• INSTRUCTIONS FOR THE TASK:
Please find how many lines of the data contain the string "Wizard", and respond with that number only.

(Data records for software interfaces)
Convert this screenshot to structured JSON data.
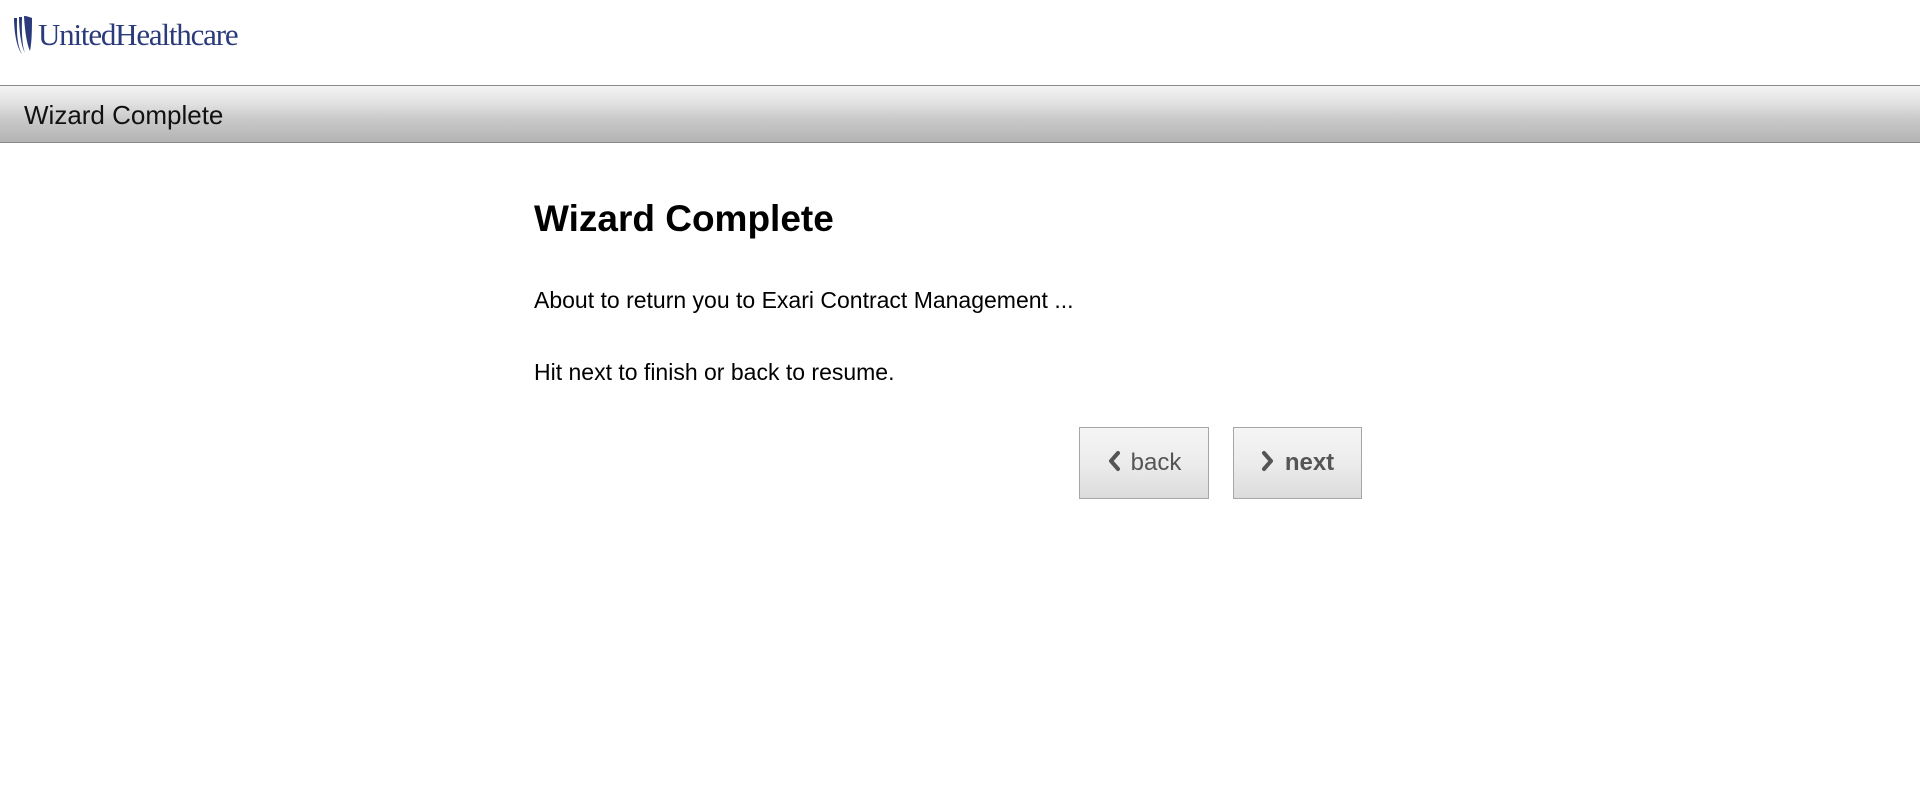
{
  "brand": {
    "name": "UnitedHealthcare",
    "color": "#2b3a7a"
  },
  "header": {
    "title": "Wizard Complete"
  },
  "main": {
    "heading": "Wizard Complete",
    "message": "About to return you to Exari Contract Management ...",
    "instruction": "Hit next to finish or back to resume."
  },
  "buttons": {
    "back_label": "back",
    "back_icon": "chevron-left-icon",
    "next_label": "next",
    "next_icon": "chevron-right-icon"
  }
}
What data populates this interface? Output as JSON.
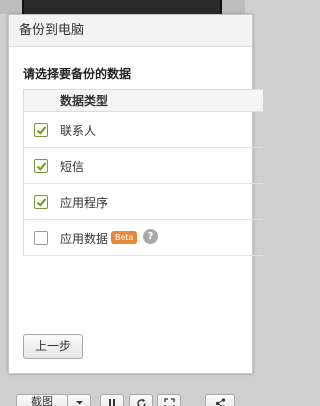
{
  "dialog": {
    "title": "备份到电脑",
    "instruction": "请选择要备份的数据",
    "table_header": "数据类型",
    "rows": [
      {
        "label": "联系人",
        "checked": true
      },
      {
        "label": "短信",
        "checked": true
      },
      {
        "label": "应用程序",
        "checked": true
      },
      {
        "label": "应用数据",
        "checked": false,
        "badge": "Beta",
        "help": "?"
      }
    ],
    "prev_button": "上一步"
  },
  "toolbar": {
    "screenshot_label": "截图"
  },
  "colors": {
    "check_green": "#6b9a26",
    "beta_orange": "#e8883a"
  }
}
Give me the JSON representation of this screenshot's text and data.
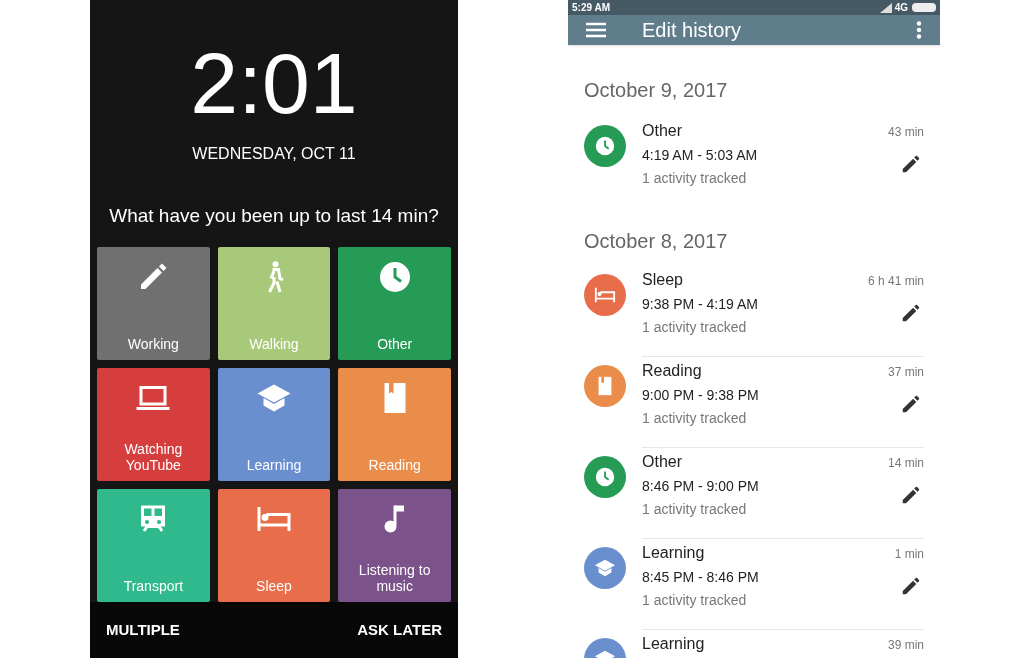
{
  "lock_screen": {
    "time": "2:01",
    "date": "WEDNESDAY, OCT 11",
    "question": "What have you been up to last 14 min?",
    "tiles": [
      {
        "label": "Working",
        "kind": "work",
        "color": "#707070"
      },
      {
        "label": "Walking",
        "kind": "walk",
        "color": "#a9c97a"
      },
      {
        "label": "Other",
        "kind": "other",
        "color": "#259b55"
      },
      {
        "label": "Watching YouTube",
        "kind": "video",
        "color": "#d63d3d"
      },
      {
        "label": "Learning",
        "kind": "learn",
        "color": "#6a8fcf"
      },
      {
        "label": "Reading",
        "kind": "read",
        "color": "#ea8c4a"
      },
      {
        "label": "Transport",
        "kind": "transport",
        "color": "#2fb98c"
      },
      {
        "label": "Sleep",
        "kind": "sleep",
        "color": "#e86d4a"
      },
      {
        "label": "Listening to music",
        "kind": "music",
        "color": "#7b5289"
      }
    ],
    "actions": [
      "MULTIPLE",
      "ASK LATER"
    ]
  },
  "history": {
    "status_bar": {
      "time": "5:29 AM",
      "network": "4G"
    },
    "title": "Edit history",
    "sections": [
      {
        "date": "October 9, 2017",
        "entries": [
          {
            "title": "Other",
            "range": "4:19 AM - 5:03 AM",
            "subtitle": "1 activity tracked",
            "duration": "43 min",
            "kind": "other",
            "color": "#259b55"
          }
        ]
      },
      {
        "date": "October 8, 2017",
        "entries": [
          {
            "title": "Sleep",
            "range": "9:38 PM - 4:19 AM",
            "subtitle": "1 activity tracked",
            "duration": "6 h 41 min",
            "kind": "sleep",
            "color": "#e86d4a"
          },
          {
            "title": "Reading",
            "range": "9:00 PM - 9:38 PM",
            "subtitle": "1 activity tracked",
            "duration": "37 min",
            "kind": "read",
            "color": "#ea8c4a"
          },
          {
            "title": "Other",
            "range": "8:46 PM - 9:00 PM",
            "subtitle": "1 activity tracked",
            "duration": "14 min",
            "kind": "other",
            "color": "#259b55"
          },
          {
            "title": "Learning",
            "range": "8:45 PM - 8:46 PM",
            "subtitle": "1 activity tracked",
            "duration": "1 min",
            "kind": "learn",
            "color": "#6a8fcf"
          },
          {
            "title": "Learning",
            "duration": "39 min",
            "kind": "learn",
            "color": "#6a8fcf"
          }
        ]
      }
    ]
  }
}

• ANSWER TO THIS TASK:
2